Everyday Courage

Everyday Courage

Helping Anxious Clients Open the Door to Uncertainty

By Reid Wilson

September/October 2000

After two decades of working with people suffering from phobias and other expressions of disabling fear, I still remember clearly two clients whom I met more than 15 years ago--a man and a woman whose "cure" for their crippling anxieties was worse than their fears themselves.

The first was Dorothy, a 72-year-old married woman with two grown children. She belonged to a self-help group to whom I taught cognitive and behavioral techniques for overcoming phobias, anxiety disorders and obsessive-compulsive disorder (OCD). Dorothy was afraid of being alone, afraid of the world outside her house and above all afraid of fear itself--afraid of feeling trapped and experiencing a panic attack.

She had had her first panic attack in response to events that would terrify anybody.

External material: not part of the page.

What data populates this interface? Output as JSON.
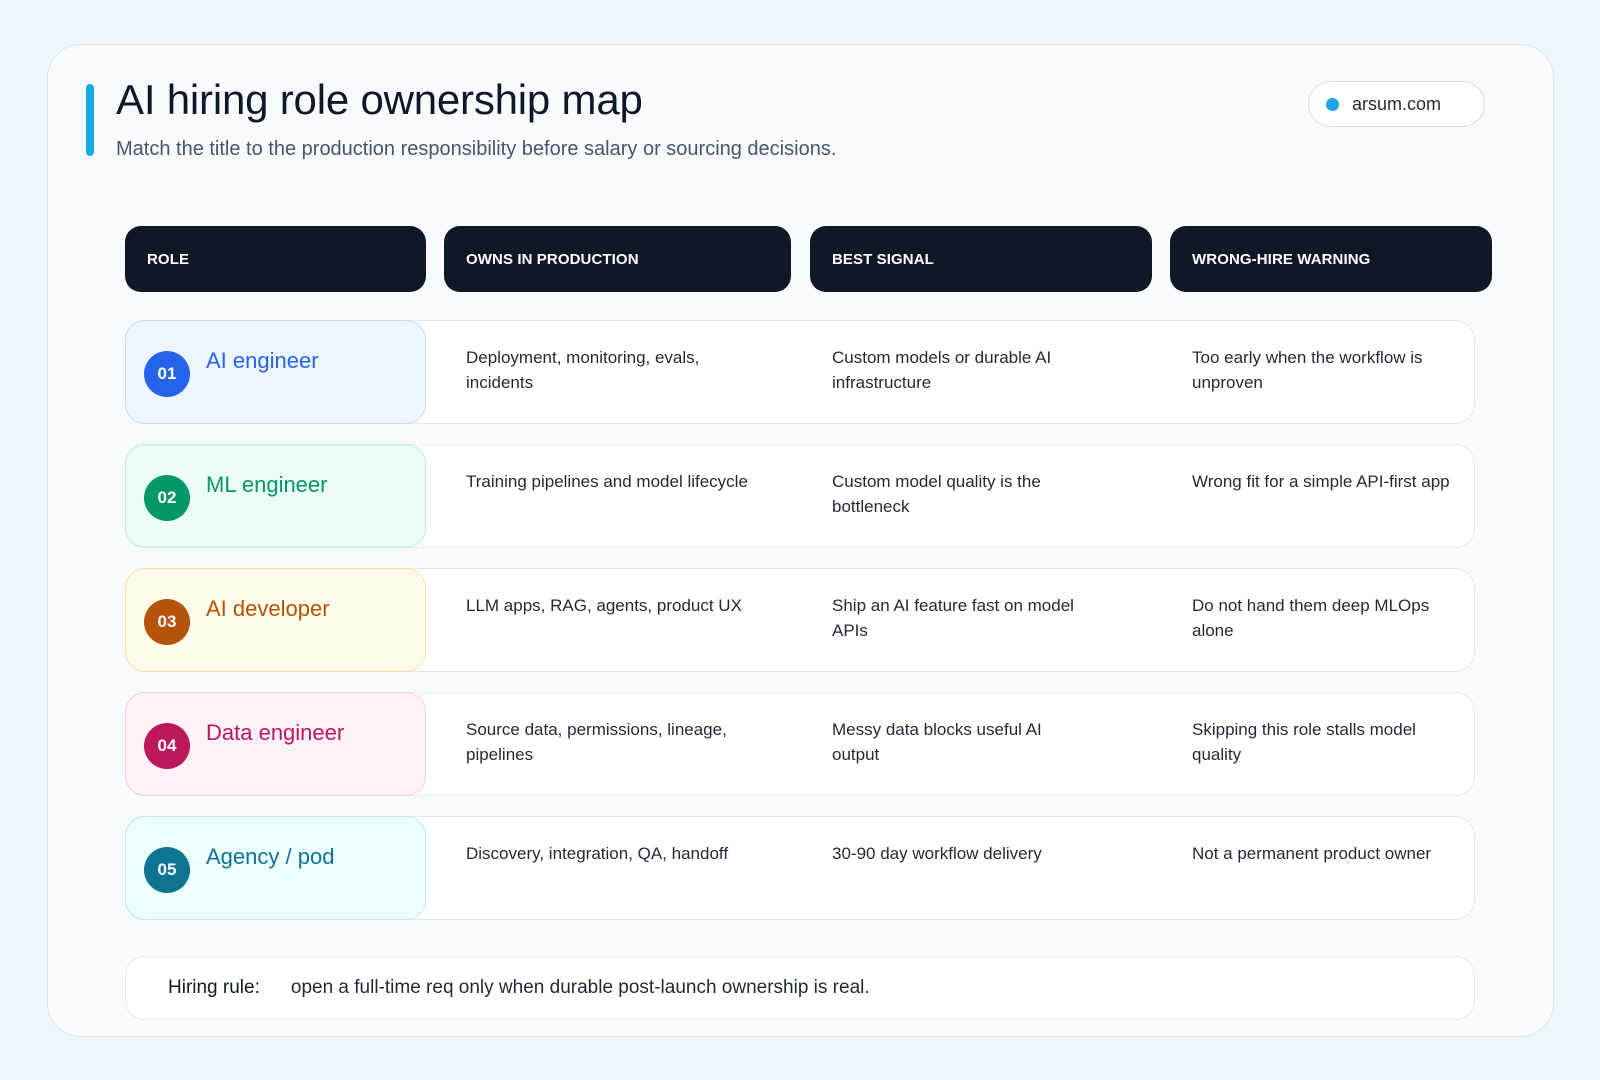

When she was in her thirties, not long after she had given birth to her second child, her husband had come home in a drunken rage and brutally beaten her, breaking her jaw. Even after divorce and a restraining order, this man repeatedly broke into her house without warning and raped and beat her.

Dorothy eventually moved to another state, but her panic attacks continued. By the time she turned 40, she had remarried and fashioned a life whose guiding principle was to avoid danger, risk and fear at all costs. She had stopped driving for fear of panicking in a traffic jam and hitting another car while attempting to escape. She rarely went to restaurants or movies, and when she did, she sat close…

Already have an account linked to your magazine subscription? Log in now to continue reading this article.

(Need help? Click here or contact us to ask a question.)

Not currently a subscriber? Subscribe Today to read the rest of this article!

Read 2938 times
Comments - (existing users please login first)
Your email address will not be published. Required fields are marked *

1 Comment

Wednesday, July 20, 2016 12:46:52 PM | posted by Jane
Great article with helpful suggestions, especially writing on the board suggestions clients can think back upon. Also useful are the 3 concepts--worrying too much at the wrong time, needing certitude before acting and overvaluing comfort. Thank you